Lucia, Barbados and St. Vincent and the Grenadines. Suriname, St. Lucia and St. Vincent and the Grenadines are signatory to International Solar Alliance Framework Agreements (ISAFA). India-Suriname and India-SVG have visa waiver MoU for diplomatic, official and service passport holders. Barbados has a visa waiver for Indian nationals. A number of MoUs have been signed and implemented between India and Suriname and India and St.Vincent and the Grenadines. Certainly, India’s engagement with the LAC region is going to be further intensified in the coming years.

You are also the Head of Mission for India in Barbados, Saint Lucia, and Saint Vincent and the Grenadines. Could you throw some light on the Indian community in these countries?

SURINAME: India is proud of the fact that in spite of the vast geographical distance, different time zones and cultural differences between their adopted countries and their country of origin, the Indian diaspora which arrived in Suriname 147 years ago never disconnected themselves with their roots. While fully assimilating with the local culture, the Indian diaspora continues to cherish, uphold and pass down from one generation to another their traditions, rites and rituals, cuisine, language, folklore etc. and have made significant contribution in all spheres to the sustainable development of Suriname. It is gratifying to note that Suriname has also the distinction of the most prominent foreign country in the world in the field of promotion of Hindi language.

We also see vibrant India diaspora in the countries of Mission’s accreditation i.e. St. Lucia, St. Vincent and the Grenadines and Barbados. ST. LUCIA: The Indian ancestral roots in St. Lucia can be traced to Bihar, Jharkhand and Uttar Pradesh.
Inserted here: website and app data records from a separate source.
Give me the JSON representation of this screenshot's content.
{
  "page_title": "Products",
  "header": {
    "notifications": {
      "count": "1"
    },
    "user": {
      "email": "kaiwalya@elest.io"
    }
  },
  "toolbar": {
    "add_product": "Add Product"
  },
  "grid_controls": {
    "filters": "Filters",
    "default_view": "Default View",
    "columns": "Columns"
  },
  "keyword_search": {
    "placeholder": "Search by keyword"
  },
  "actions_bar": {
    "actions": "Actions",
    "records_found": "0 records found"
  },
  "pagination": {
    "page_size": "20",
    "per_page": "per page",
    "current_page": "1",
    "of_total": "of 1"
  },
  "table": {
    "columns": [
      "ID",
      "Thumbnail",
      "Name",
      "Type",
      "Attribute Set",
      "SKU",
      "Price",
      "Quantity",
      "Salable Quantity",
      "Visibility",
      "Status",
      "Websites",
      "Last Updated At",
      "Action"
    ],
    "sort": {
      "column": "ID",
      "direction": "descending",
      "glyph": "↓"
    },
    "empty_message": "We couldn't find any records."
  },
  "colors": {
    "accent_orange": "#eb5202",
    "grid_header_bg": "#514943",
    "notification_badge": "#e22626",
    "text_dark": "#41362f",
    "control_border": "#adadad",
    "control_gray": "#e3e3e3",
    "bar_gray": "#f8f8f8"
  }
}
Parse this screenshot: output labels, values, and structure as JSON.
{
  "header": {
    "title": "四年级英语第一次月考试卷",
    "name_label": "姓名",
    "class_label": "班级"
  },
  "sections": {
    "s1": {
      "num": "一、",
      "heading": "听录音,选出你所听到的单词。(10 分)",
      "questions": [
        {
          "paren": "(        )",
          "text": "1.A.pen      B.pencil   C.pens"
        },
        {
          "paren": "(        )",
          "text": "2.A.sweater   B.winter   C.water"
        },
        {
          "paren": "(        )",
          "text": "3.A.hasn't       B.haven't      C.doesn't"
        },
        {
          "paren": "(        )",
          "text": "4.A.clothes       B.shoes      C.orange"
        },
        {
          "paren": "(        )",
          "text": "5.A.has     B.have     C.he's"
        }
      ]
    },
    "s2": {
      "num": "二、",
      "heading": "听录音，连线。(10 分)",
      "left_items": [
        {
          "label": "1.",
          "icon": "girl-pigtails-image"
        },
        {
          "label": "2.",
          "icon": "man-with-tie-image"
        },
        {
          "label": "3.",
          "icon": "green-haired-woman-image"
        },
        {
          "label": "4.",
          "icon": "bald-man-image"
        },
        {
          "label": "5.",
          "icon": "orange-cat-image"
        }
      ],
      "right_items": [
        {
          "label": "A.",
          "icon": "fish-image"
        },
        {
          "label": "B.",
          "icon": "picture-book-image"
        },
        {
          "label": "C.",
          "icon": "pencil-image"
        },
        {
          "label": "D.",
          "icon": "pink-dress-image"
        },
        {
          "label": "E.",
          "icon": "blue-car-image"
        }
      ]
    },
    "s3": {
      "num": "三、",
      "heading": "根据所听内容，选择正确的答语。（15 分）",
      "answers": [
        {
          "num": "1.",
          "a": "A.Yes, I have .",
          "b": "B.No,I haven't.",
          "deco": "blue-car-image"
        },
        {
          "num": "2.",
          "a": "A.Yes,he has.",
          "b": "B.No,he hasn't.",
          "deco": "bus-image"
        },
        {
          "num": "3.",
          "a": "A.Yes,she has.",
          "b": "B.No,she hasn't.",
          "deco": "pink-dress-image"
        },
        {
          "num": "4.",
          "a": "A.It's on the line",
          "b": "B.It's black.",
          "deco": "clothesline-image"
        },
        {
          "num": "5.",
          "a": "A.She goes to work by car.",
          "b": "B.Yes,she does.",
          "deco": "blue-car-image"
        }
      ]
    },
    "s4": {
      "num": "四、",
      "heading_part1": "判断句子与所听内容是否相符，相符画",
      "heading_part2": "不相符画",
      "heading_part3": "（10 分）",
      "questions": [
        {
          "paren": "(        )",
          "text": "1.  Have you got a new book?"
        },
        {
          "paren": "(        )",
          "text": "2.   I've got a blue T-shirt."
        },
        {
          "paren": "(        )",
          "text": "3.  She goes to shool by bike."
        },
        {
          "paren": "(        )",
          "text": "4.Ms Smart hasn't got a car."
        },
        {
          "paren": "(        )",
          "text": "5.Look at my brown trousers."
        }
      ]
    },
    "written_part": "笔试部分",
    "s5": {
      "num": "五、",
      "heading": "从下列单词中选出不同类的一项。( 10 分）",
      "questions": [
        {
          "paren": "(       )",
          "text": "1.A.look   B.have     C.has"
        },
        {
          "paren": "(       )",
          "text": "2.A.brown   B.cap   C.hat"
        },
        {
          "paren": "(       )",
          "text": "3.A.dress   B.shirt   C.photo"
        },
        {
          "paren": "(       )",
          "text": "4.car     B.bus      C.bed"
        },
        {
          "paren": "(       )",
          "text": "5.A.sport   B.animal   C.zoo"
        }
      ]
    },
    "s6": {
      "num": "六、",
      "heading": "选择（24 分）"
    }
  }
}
The first ship carrying 318 indentured workers from India, the Palmyra, arrived in Saint Lucia on 6 May 1859, and the last ship carrying Indian indentured workers, the Volga, arrived on 10 December 1893. It is believed that overall, 13 ships transported nearly 4,500 Indian indentured workers to Saint Lucia between 1859 and 1893. There are about 18,600 persons of Indian origin including 5% of those having mixed marriages in St. Lucia, most of whom have assimilated into the local population.